The final part was in the Far East starting in Singapore, we played in Kuala Lumpur, Hong Kong, South Korea, Tokyo, and Bangkok, flying home mid-March 2003.

Throughout the tour, the film crew shot fly-on-the-wall footage of sound checks, backstage activities, interviews and stuff on Cliff to accompany a DVD released late 2003.

The Diary

The diary details the places, concerts, the ups and downs, the funny things, the not-so-funny things, stuff about Cliff and generally loads of backstage nonsense. It’s a dairy from my perspective in the band.  It’s a daily journal which is why it suits the blog format which wasn’t available when I first started writing it.

There were times when Cliff’s presence wasn’t around so much, so I went walk-about through hotels, restaurants and other places of interest mainly to keep me sane. At times doing this was a real life saver.

The photos

I also got some great photographs, taken backstage, around dressing rooms and some actually on stage during the shows. Photographs starting from the rehearsals through the shows in UK and Europe and many one-off events.

When I returned from the tour I gave it to a publisher to see if it had any value. Within a month they offered me a deal. The courting continued for seven months, when, out of the blue, they decided that they didn’t want to publish it after all.
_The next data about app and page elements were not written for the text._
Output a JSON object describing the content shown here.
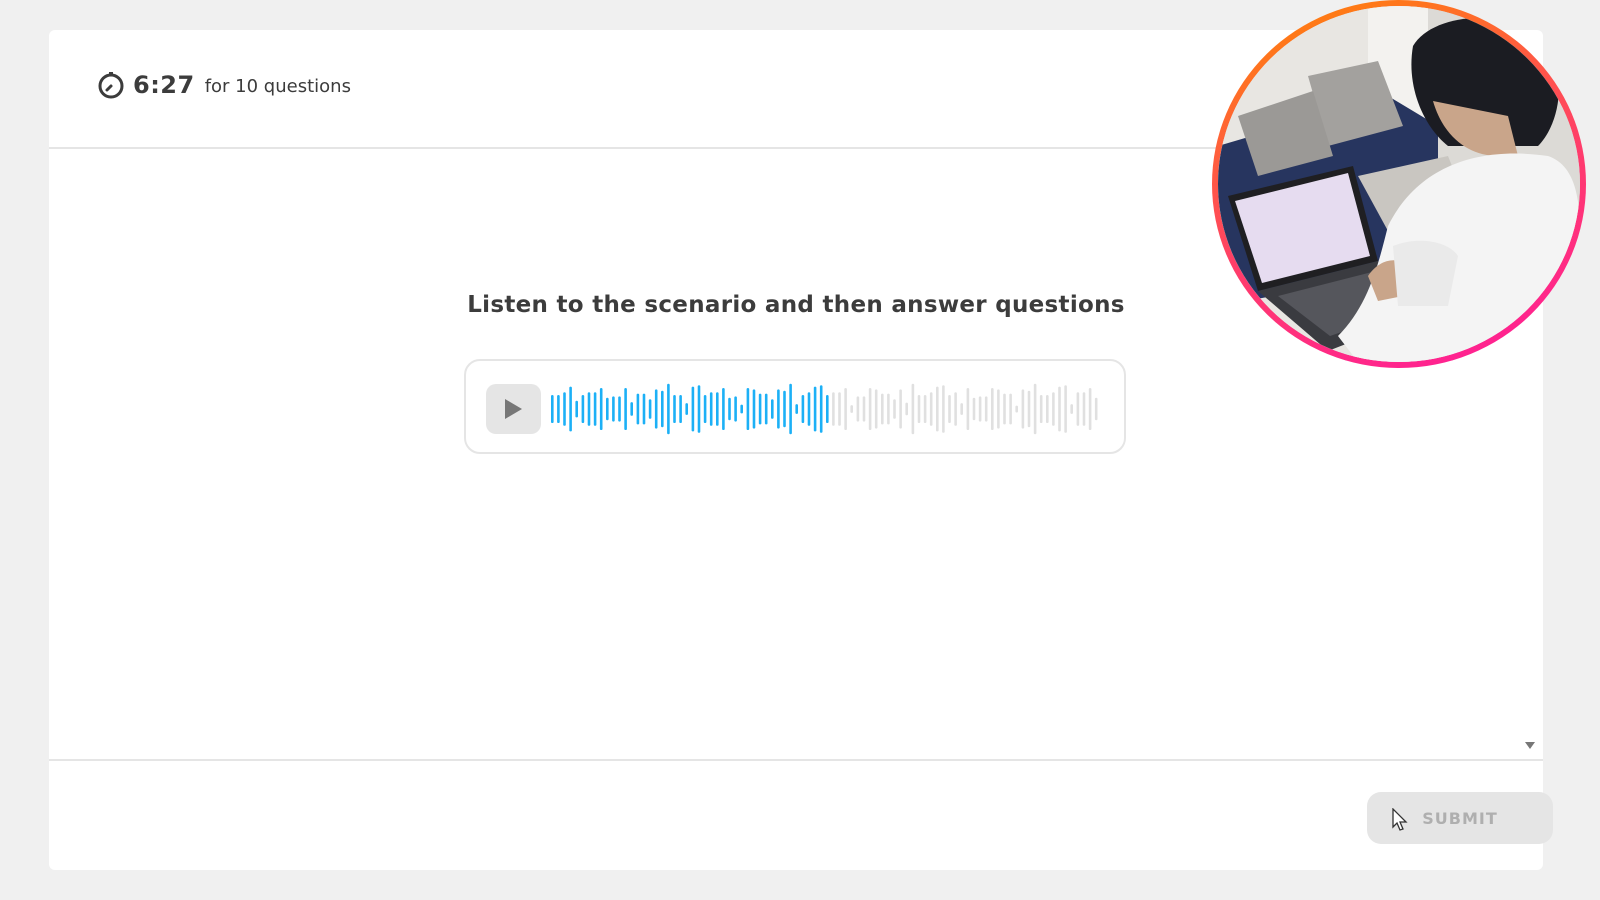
{
  "timer": {
    "value": "6:27",
    "suffix": "for 10 questions",
    "icon": "stopwatch-icon"
  },
  "prompt": {
    "text": "Listen to the scenario and then answer questions"
  },
  "audio": {
    "play_icon": "play-icon",
    "progress_fraction": 0.51,
    "played_color": "#1cb0f6",
    "unplayed_color": "#e0e0e0"
  },
  "footer": {
    "submit_label": "SUBMIT",
    "submit_enabled": false
  },
  "colors": {
    "background": "#f0f0f0",
    "card": "#ffffff",
    "text": "#3c3c3c",
    "webcam_ring": "#ff3d6a"
  }
}
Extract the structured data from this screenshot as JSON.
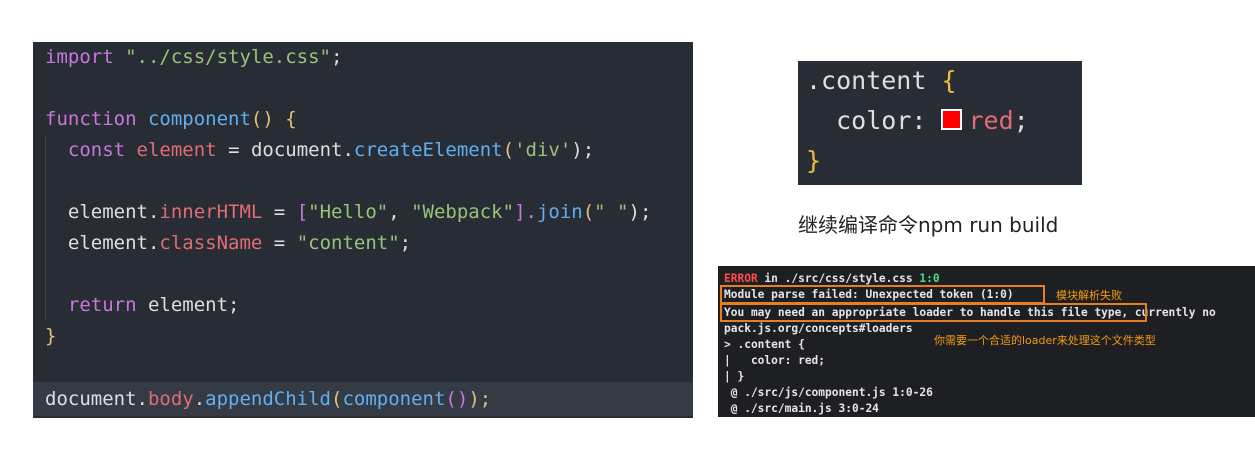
{
  "colors": {
    "keyword": "#c678dd",
    "function": "#61afef",
    "string": "#98c379",
    "variable": "#e06c75",
    "bracket": "#e5c07b",
    "plain": "#dcdfe4",
    "css_selector": "#dcdfe4",
    "css_brace": "#f5b942",
    "error_red": "#ff4d4d",
    "location_green": "#4ade80",
    "annotation_orange": "#f39c12"
  },
  "left_code": {
    "line1": {
      "kw": "import",
      "sp": " ",
      "str": "\"../css/style.css\"",
      "end": ";"
    },
    "line3": {
      "kw": "function",
      "sp": " ",
      "fn": "component",
      "parens": "()",
      "sp2": " ",
      "brace": "{"
    },
    "line4": {
      "ind": "  ",
      "kw": "const",
      "sp": " ",
      "var": "element",
      "eq": " = ",
      "obj": "document.",
      "fn": "createElement",
      "p1": "(",
      "str": "'div'",
      "p2": ");"
    },
    "line6": {
      "ind": "  ",
      "obj": "element.",
      "prop": "innerHTML",
      "eq": " = ",
      "br1": "[",
      "s1": "\"Hello\"",
      "comma": ", ",
      "s2": "\"Webpack\"",
      "br2": "].",
      "fn": "join",
      "p1": "(",
      "s3": "\" \"",
      "p2": ");"
    },
    "line7": {
      "ind": "  ",
      "obj": "element.",
      "prop": "className",
      "eq": " = ",
      "str": "\"content\"",
      "end": ";"
    },
    "line9": {
      "ind": "  ",
      "kw": "return",
      "sp": " ",
      "rest": "element;"
    },
    "line10": {
      "brace": "}"
    },
    "line12": {
      "obj": "document.",
      "prop": "body",
      "dot": ".",
      "fn": "appendChild",
      "p1": "(",
      "fn2": "component",
      "p2": "()",
      "p3": ");"
    }
  },
  "css_snippet": {
    "selector": ".content",
    "open": " {",
    "ind": "  ",
    "prop": "color",
    "colon": ": ",
    "value": "red",
    "semi": ";",
    "close": "}"
  },
  "caption": "继续编译命令npm run build",
  "terminal": {
    "l1_error": "ERROR",
    "l1_in": " in ",
    "l1_file": "./src/css/style.css",
    "l1_sp": " ",
    "l1_loc": "1:0",
    "l2": "Module parse failed: Unexpected token (1:0)",
    "l3a": "You may need an appropriate loader to handle this file type,",
    "l3b": " currently no",
    "l4": "pack.js.org/concepts#loaders",
    "l5": "> .content {",
    "l6": "|   color: red;",
    "l7": "| }",
    "l8": " @ ./src/js/component.js 1:0-26",
    "l9": " @ ./src/main.js 3:0-24",
    "anno1": "模块解析失败",
    "anno2": "你需要一个合适的loader来处理这个文件类型"
  }
}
No reasons were given.

On the same day I received a  hefty call from The management threatening me with several injunctions if I published.

I know that contractually I am safe with this account . I originally asked another author to ‘red-pen’ the copy and he was keen for me to add more salacious accounts that may have had more interest for further gossip and rumour. I didn’t want to go there and felt that my account of working with someone I admired and trusted was worth documenting in an honest and favourable light.


A series of stories for children penned by myself and illustrated by Ian Heath. Here I intend to include an early draft for download.

Coming Soon!